Husband, father and grandfather, lover of Jesus, worshipper, intercessor, wisdom seeker, tech support guy, mentor, spiritual dad

09. September 2013 by Wisdom Hunter
Categories: Reflections on Life, Seasonal Thoughts | Tags: , , | 2 comments

Comments (2)

  1. gardeners connect to God through soil and seed, cultivation and harvest. you’ll reap satisfaction when you get your hands dirty in a garden and learn simple truths.

  2. Thanks Peter. It is interesting that the hardy surviving bean plant continues to be very productive. I guess that, coupled with your tender loving care, it has all the nutrients in the soil to itself.
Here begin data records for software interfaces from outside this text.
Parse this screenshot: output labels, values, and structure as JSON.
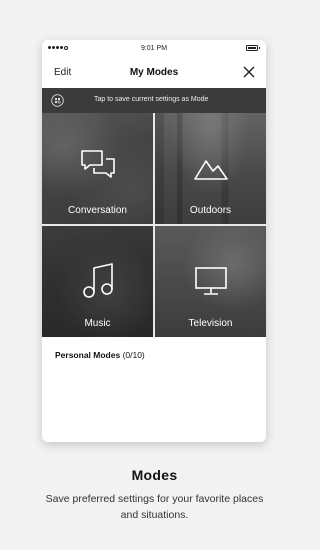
{
  "status_bar": {
    "time": "9:01 PM"
  },
  "nav": {
    "edit": "Edit",
    "title": "My Modes"
  },
  "banner": {
    "text": "Tap to save current settings as Mode"
  },
  "modes": [
    {
      "label": "Conversation",
      "icon": "chat-bubbles-icon"
    },
    {
      "label": "Outdoors",
      "icon": "mountain-icon"
    },
    {
      "label": "Music",
      "icon": "music-note-icon"
    },
    {
      "label": "Television",
      "icon": "television-icon"
    }
  ],
  "personal": {
    "label": "Personal Modes",
    "count": "(0/10)"
  },
  "caption": {
    "title": "Modes",
    "subtitle": "Save preferred settings for your favorite places and situations."
  }
}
In a way, it reminds me of the parable of the sower (Mathew 13:1-9).

    I was encouraged by your comment on, “don’t quit when circumstances seem unfavourable. Just keep going about your Father’s business. Be who you were made to be, do what you were made to do, and you will reap a harvest.” I needed to be remaindered. Thank you.

    Praying that the good Lord continues to give you insight and messages of encouragement with your observations and other things in your life. In Jesus’ Name, Amen